Author: Mathijs Lamberigts
Publisher: Peeters Publishers
In 2001, three research groups from the field of systematic theology and church history at the Faculty of Theology, K.U.Leuven, decided to join forces in an interdisciplinary project, entitled: "Orthodoxy: Process and Product". The main aim of this project consists of a "church-historical and systematic-theological study of the determination of truth in church and theology". Senior and junior scholars from the three groups agreed to take this theme as the starting point and leading question from which the many research projects they are engaged in, could be brought into relationship and - as far as possible - integrated. Although the question for theological truth already structured the research being conducted in the three groups to a significant degree, joining forces promised the realisation of a surplus-value, and this both through the gathering of a considerable critical mass (in total more than thirty junior and senior researchers) and the interdisciplinary design of the project. In this volume a first collection of contributions to this project, from a diversity of angles and research subjects, is presented. In these contributions scholars from the participating research groups investigate the implications of the overall research question for their particular line of research and research methodologies, and suggest how from this specific research the overall question may be refined and elements of answering it can be provided.
27 Fourth, postliberal theologians believe contemporary Christianity must recover the stance that “the Bible absorbs the world . ... 26William Placher, Unapologetic Theology: A Christian Voice in a Pluralistic Conversation (Louisville, ...

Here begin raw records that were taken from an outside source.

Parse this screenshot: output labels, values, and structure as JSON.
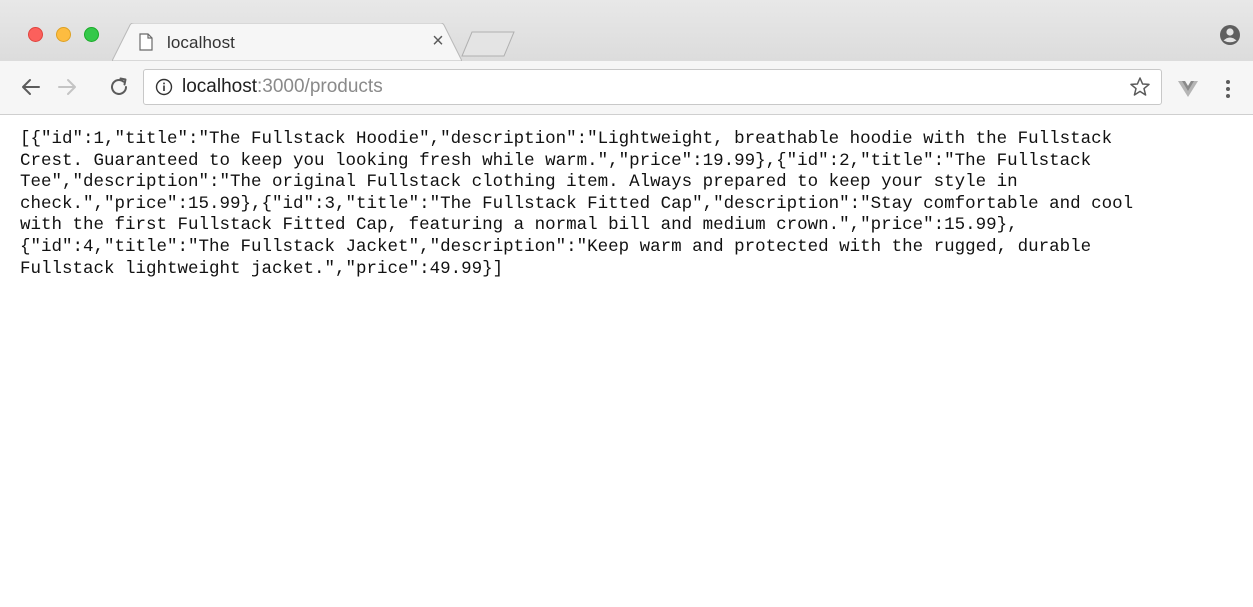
{
  "window": {
    "traffic_lights": {
      "close": "#fc605c",
      "minimize": "#fdbc40",
      "maximize": "#34c84a"
    }
  },
  "tab": {
    "title": "localhost",
    "close_glyph": "×",
    "icon": "document-icon"
  },
  "toolbar": {
    "back_icon": "arrow-left-icon",
    "forward_icon": "arrow-right-icon",
    "reload_icon": "reload-icon",
    "url_host": "localhost",
    "url_rest": ":3000/products",
    "info_icon": "info-icon",
    "bookmark_icon": "star-icon",
    "extension_icon": "vue-devtools-icon",
    "menu_icon": "more-vert-icon"
  },
  "profile_icon": "profile-icon",
  "content": {
    "json_text": "[{\"id\":1,\"title\":\"The Fullstack Hoodie\",\"description\":\"Lightweight, breathable hoodie with the Fullstack\nCrest. Guaranteed to keep you looking fresh while warm.\",\"price\":19.99},{\"id\":2,\"title\":\"The Fullstack\nTee\",\"description\":\"The original Fullstack clothing item. Always prepared to keep your style in\ncheck.\",\"price\":15.99},{\"id\":3,\"title\":\"The Fullstack Fitted Cap\",\"description\":\"Stay comfortable and cool\nwith the first Fullstack Fitted Cap, featuring a normal bill and medium crown.\",\"price\":15.99},\n{\"id\":4,\"title\":\"The Fullstack Jacket\",\"description\":\"Keep warm and protected with the rugged, durable\nFullstack lightweight jacket.\",\"price\":49.99}]"
  }
}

Author: Roger E. Olson
Publisher: InterVarsity Press
In this major revision and expansion of the classic 20th Century Theology (1992), coauthored with Stanley J. Grenz, Roger Olson tells the full story of modern theology from Descartes to Caputo, from the Kantian revolution to postmodernism, now recast in terms of how theologians have accommodated or rejected modernity.
Author: Jacobus Wentzel Van HuyssteenPublish On: 1997
What could this postfoundational move now mean for theological reflection? ... William C. Placher, Unapologetic Theology: A Christian Voice in a Pluralist Conversation (Louisville: Westminster/John Knox Press, 1989). 67. Placher, 13.
Author: Jacobus Wentzel Van Huyssteen
Publisher: Wm. B. Eerdmans Publishing
This collection of essays boldly addresses many of the challenges faced by Christian theology in the context of contemporary postmodern thought. Handling abstract topics in a remarkably clear and concise way, J. Wentzel van Huyssteen presses the case for a "postfoundationalist theology" as a viable third option beyond the extremes of foundationalism and nonfoundationalism. Van Huyssteen discusses themes related to rationality, epistemology, and philosophy of science. In the process he critically engages the work of such thinkers as Wolfhart Pannenberg, Nancey Murphy, Jerome Stone, and Gerd Theissen. The result is a convincing argument that only a truly accessible and philosophically credible notion of interdisciplinarity will be able to pave the way for a plausible public theology that can play an important intellectual role in our fragmented culture today.